App and web page records:
• • •

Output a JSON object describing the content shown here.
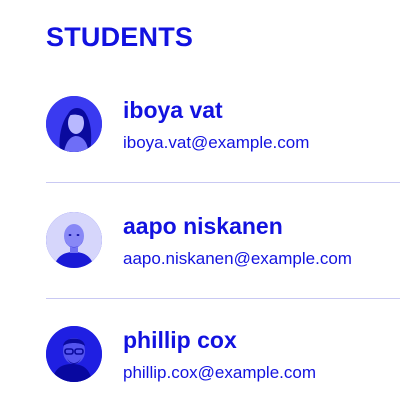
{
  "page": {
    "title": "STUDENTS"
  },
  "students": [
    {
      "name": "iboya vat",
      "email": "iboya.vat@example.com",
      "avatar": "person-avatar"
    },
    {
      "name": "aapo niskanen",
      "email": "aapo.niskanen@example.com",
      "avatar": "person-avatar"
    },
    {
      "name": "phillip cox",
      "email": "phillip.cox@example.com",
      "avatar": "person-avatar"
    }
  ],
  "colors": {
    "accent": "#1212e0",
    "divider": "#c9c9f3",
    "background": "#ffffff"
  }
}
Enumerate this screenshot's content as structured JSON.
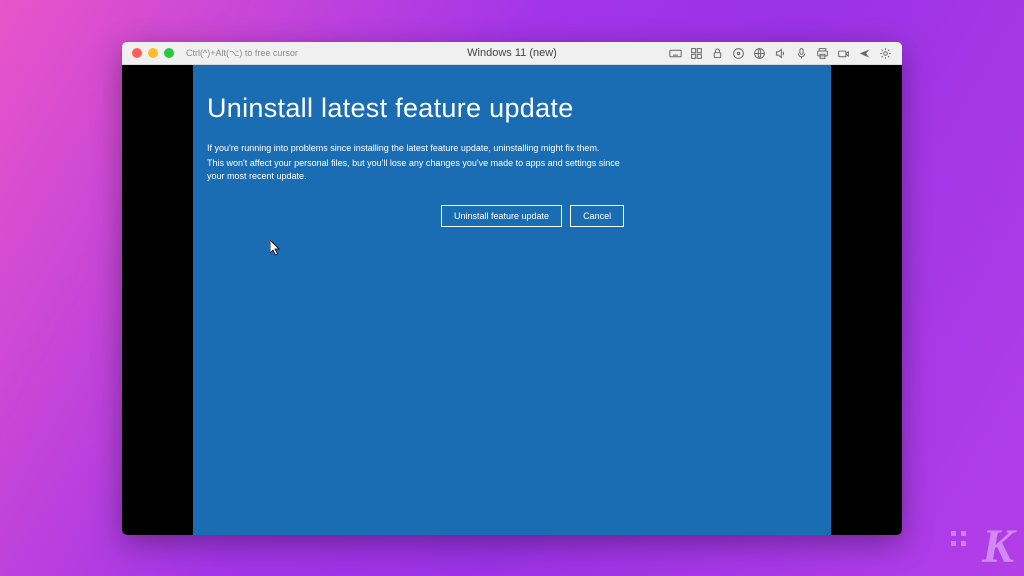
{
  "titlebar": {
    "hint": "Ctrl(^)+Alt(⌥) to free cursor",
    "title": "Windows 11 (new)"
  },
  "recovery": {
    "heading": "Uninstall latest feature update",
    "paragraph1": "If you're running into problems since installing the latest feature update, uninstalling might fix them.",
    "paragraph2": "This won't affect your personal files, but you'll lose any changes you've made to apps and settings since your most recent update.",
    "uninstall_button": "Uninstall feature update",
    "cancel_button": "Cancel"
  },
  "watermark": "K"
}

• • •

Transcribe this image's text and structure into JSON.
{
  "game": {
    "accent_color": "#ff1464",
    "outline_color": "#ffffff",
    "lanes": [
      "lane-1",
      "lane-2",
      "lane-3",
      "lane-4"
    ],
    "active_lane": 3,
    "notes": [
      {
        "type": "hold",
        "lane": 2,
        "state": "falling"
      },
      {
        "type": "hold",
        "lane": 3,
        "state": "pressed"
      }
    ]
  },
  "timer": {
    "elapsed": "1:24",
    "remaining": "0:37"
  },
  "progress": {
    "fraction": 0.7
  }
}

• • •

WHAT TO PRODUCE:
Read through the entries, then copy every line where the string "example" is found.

RESULT:
      "email": "iboya.vat@example.com",
      "email": "aapo.niskanen@example.com",
      "email": "phillip.cox@example.com",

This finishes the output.